When it comes to suspension technology, there’s no question that leaf springs are the best. With the use of several metal strips combined together to absorb shock and equalize weight distribution of a vehicle, leaf springs are much better in dealing with heavy cargo than coil-type suspension.
But just like any car component, it will wear over time. So in order to ensure that leaf springs stay in tip-top shape, consider the following tips on how to maintain them. By the end of this article, you’ll be equipped with the knowledge you require when visiting a leaf spring store in the Philippines.
Over the course of your travels, driving your vehicle through potholes, humps, or any kind of bump that can shift’s your vehicle’s weight, will be handled by your leaf springs. The stress causes the suspension to droop or “sag”, making it lose its ability to properly absorb shock.
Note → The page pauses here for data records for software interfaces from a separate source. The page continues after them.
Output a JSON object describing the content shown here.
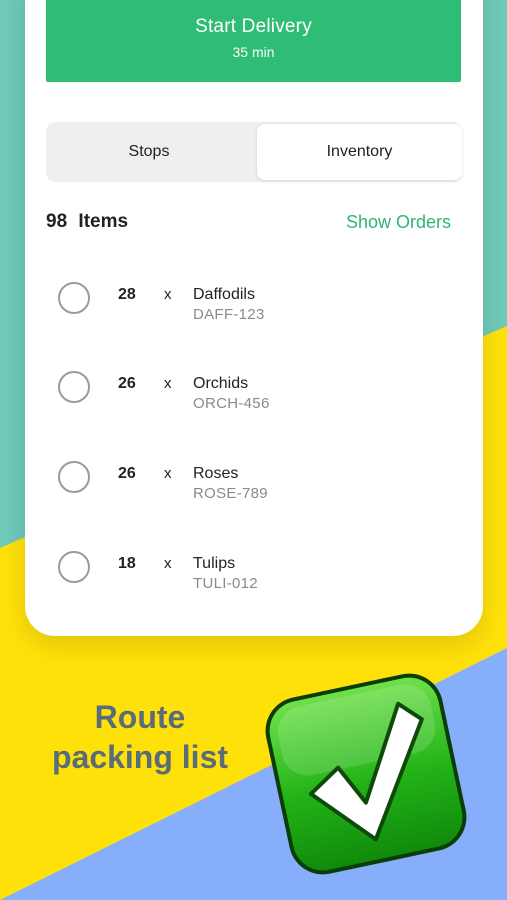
{
  "colors": {
    "teal_bg": "#6fcab8",
    "yellow_bg": "#ffe10a",
    "blue_bg": "#86aefb",
    "accent_green": "#2fbd75",
    "caption_text": "#5a6b7a"
  },
  "start_delivery": {
    "label": "Start Delivery",
    "duration": "35 min"
  },
  "tabs": [
    {
      "label": "Stops",
      "selected": false
    },
    {
      "label": "Inventory",
      "selected": true
    }
  ],
  "summary": {
    "count": "98",
    "label": "Items",
    "show_orders": "Show Orders"
  },
  "items": [
    {
      "qty": "28",
      "times": "x",
      "name": "Daffodils",
      "sku": "DAFF-123"
    },
    {
      "qty": "26",
      "times": "x",
      "name": "Orchids",
      "sku": "ORCH-456"
    },
    {
      "qty": "26",
      "times": "x",
      "name": "Roses",
      "sku": "ROSE-789"
    },
    {
      "qty": "18",
      "times": "x",
      "name": "Tulips",
      "sku": "TULI-012"
    }
  ],
  "caption": {
    "line1": "Route",
    "line2": "packing list"
  },
  "icons": {
    "item_checkbox": "radio-circle-icon",
    "badge": "check-mark-icon"
  }
}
Experts from Suspension Specialists, Inc. maintain that pre-setting leaf springs with a “bulldozer” will bring it back to its original shape. Doing this makes the device useable for another 16,000 km (1,000 miles).
Interestingly enough, this method is done before installation to test for defects and evaluate if the leaf spring is in good working condition.
The u-bolt, which is located at the center of the leaf spring, is used to hold all the metal strips together in the middle. Re-tightening it prevents further sagging, allowing the device to absorb shock properly.
Suspension Specialists, Inc. experts recommend that drivers have their u-bolts tightened every 800 km (500 miles), 1600 km (1000 miles) and at regular intervals based on the driver’s judgment.
In some cases, the entire leaf spring doesn’t have to be replaced – only the individual leaves. If you find a strip out of place, it can be re-bent with a hydraulic press. You might want to take your leaf springs to an auto shop and have a mechanic work on that, as it takes a skilled person to bend the individual metal sheets to the right curvature.
If the leaves are hopelessly straight, rusty, or old, then consider getting new leaves from a metal bar. Again, this might need the expertise of an experienced auto mechanic, so bring this case to your nearest car repair shop.
Grease or oil the entire leaf spring. When a vehicle goes over a hump, bump, or pothole, the leaf spring moves upwards, taking the stress for the entire car. If unlubricated or rusty, every component that braces for impact will make a crunching noise. The abrasive absorption affects the suspension of the entire vehicle, contributing to very uncomfortable ride.
Lubricating the leaf spring eliminates that. It might mean taking apart the entire device to get the job done, but if it means a much smoother ride in the end, then the hard work is well worth it.